Anisotropy in plastic deformation of extruded magnesium alloy sheet during tensile straining at high temperature
Experimental measurements are used to characterize the anisotropy of flow stress in extruded magnesium alloy AZ31 sheet during uniaxial tension tests at temperatures between 350°C and 450°C, and strain rates ranging from 10-5 to 10-2 s-1. The sheet exhibits lower flow stress and higher tensile ductility when loaded with the tensile axis perpendicular to the extrusion direction compared to when it is loaded parallel to the extrusion direction. This anisotropy is found to be grain size, strain rate, and temperature dependent, but is only weakly dependent on texture. A microstructure based model (D. E. Cipoletti, A. F. Bower, P. E. Krajewski, Scr. Mater., 64 (2011) 931–934) is used to explain the origin of the anisotropic behavior. In contrast to room temperature behavior, where anisotropy is principally a consequence of the low resistance to slip on the basal slip system, elevated temperature anisotropy is found to be caused by the grain structure of extruded sheet. The grains are elongated parallel to the extrusion direction, leading to a lower effective grain size perpendicular to the extrusion direction. As a result, grain boundary sliding occurs more readily if the material is loaded perpendicular to the extrusion direction.
Integrating Materials and Manufacturing Innovation

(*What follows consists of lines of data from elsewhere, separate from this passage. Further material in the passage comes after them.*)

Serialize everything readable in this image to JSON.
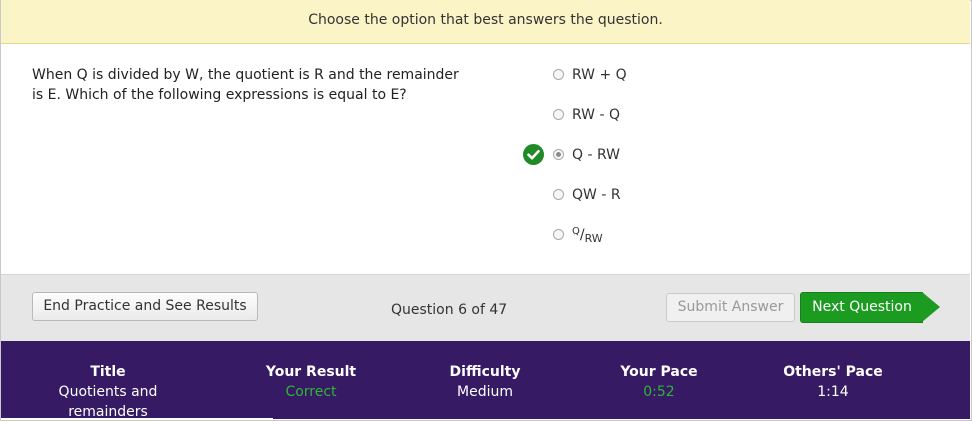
{
  "banner": {
    "instruction": "Choose the option that best answers the question."
  },
  "question": {
    "text": "When Q is divided by W, the quotient is R and the remainder is E. Which of the following expressions is equal to E?"
  },
  "choices": [
    {
      "label": "RW + Q",
      "selected": false
    },
    {
      "label": "RW - Q",
      "selected": false
    },
    {
      "label": "Q - RW",
      "selected": true,
      "correct": true
    },
    {
      "label": "QW - R",
      "selected": false
    },
    {
      "label_numerator": "Q",
      "label_slash": "/",
      "label_denominator": "RW",
      "selected": false
    }
  ],
  "toolbar": {
    "end_label": "End Practice and See Results",
    "progress": "Question 6 of 47",
    "submit_label": "Submit Answer",
    "next_label": "Next Question"
  },
  "stats": {
    "title_head": "Title",
    "title_value": "Quotients and remainders",
    "result_head": "Your Result",
    "result_value": "Correct",
    "difficulty_head": "Difficulty",
    "difficulty_value": "Medium",
    "pace_head": "Your Pace",
    "pace_value": "0:52",
    "others_head": "Others' Pace",
    "others_value": "1:14"
  },
  "colors": {
    "banner_bg": "#fbf4c7",
    "stats_bg": "#361a63",
    "next_button": "#1b9b20",
    "correct_green": "#2fb438",
    "check_icon": "#1f8a26"
  },
  "icons": {
    "correct_marker": "check-circle-icon"
  }
}
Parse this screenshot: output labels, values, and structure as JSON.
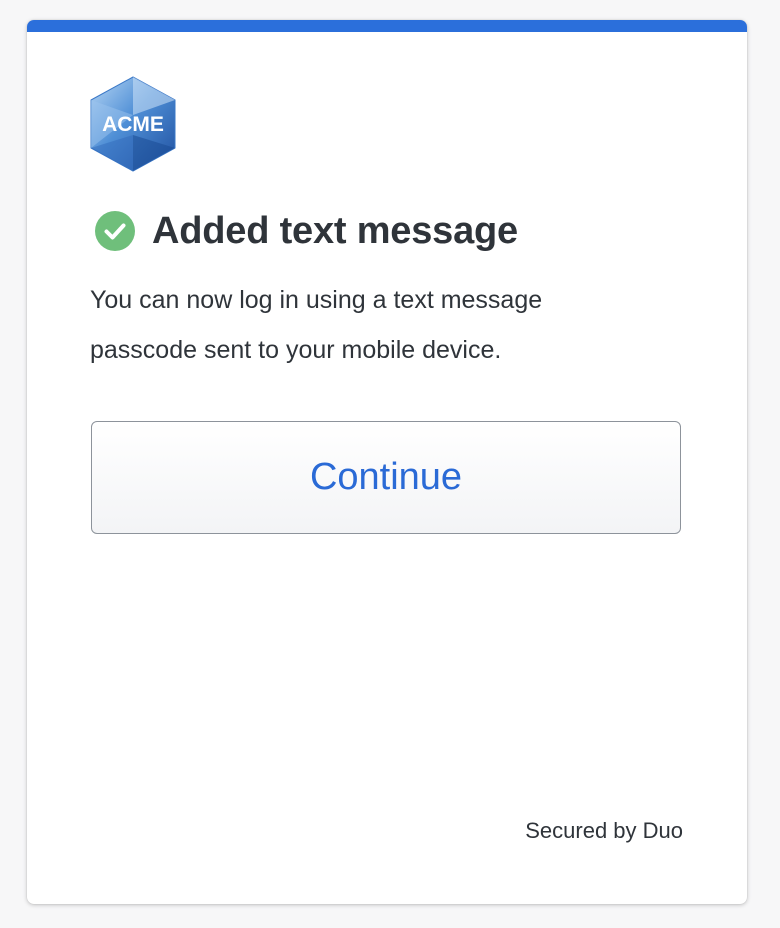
{
  "colors": {
    "accent": "#2b6fdb",
    "success": "#6fbf7b",
    "primary_text": "#2f343a",
    "link": "#2a6ad6"
  },
  "logo": {
    "text": "ACME",
    "icon": "acme-hexagon-logo"
  },
  "status": {
    "icon": "check-circle-icon",
    "heading": "Added text message"
  },
  "message": {
    "body": "You can now log in using a text message passcode sent to your mobile device."
  },
  "actions": {
    "continue_label": "Continue"
  },
  "footer": {
    "secured_by": "Secured by Duo"
  }
}
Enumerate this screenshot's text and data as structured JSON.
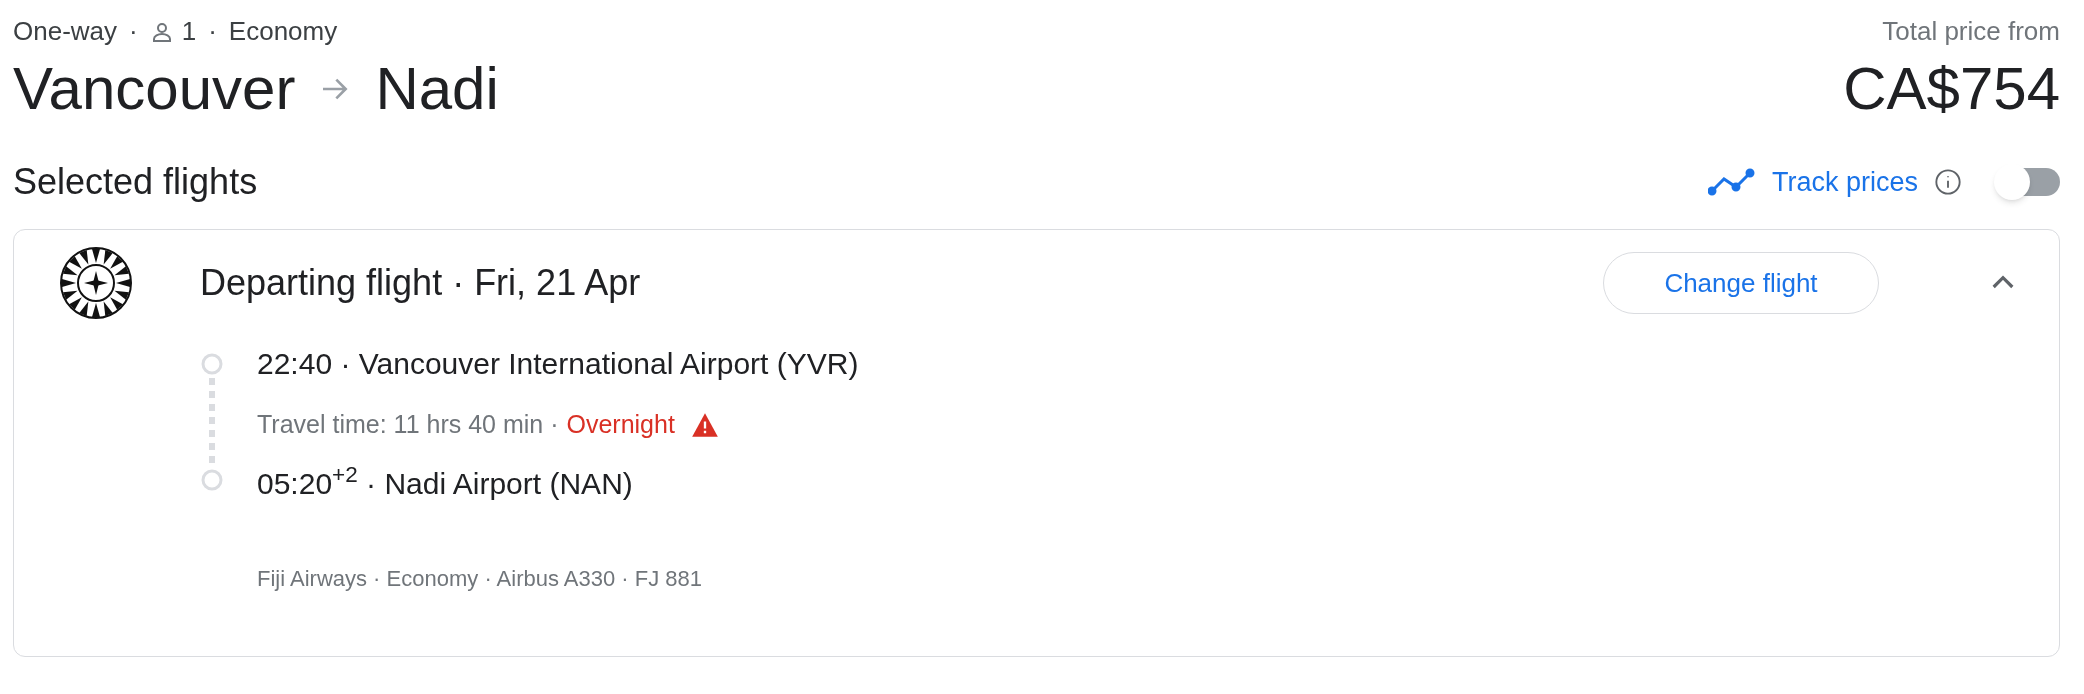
{
  "trip": {
    "type": "One-way",
    "separator": "·",
    "passengers": "1",
    "cabin": "Economy"
  },
  "route": {
    "origin": "Vancouver",
    "destination": "Nadi"
  },
  "price": {
    "label": "Total price from",
    "amount": "CA$754"
  },
  "section_title": "Selected flights",
  "track_prices": {
    "label": "Track prices",
    "on": false
  },
  "flight": {
    "title": "Departing flight · Fri, 21 Apr",
    "change_button": "Change flight",
    "expanded": true,
    "departure": "22:40 · Vancouver International Airport (YVR)",
    "travel_time": "Travel time: 11 hrs 40 min ·",
    "warning": "Overnight",
    "arrival": "05:20$^{+2}$ · Nadi Airport (NAN)",
    "details": "Fiji Airways · Economy · Airbus A330 · FJ 881"
  }
}
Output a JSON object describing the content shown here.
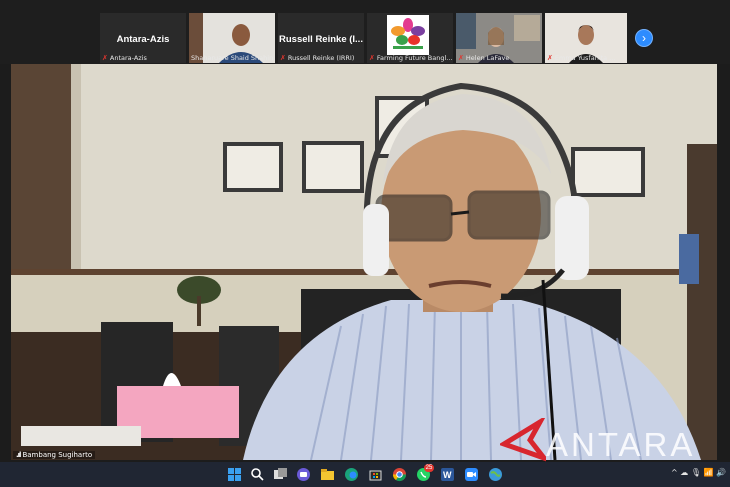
{
  "participants": [
    {
      "display": "Antara-Azis",
      "caption": "Antara-Azis",
      "video": false
    },
    {
      "display": "",
      "caption": "Shaharuare Shaid Shahin",
      "video": true
    },
    {
      "display": "Russell Reinke (I...",
      "caption": "Russell Reinke (IRRI)",
      "video": false
    },
    {
      "display": "",
      "caption": "Farming Future Bangl...",
      "video": true
    },
    {
      "display": "",
      "caption": "Helen LaFave",
      "video": true
    },
    {
      "display": "",
      "caption": "Emma Yusfanita ...",
      "video": true
    }
  ],
  "main_speaker": {
    "name": "Bambang Sugiharto"
  },
  "watermark": {
    "text": "ANTARA"
  },
  "taskbar": {
    "icons": [
      "windows-start-icon",
      "search-icon",
      "task-view-icon",
      "teams-chat-icon",
      "file-explorer-icon",
      "edge-browser-icon",
      "store-icon",
      "chrome-icon",
      "whatsapp-icon",
      "word-icon",
      "zoom-icon",
      "globe-icon"
    ],
    "whatsapp_badge": "25",
    "tray_text": "^  ☁  🎙  📶 🔊"
  },
  "colors": {
    "zoom_blue": "#2d8cff",
    "muted_red": "#e0362f",
    "taskbar": "#202633",
    "watermark_red": "#d8262e"
  }
}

Cipoletti, David E.; Bower, Allan F.; and Krajewski, Paul E.. "Anisotropy in plastic deformation of extruded magnesium alloy sheet during tensile straining at high temperature." Integrating Materials and Manufacturing Innovation (2013) : 1-20.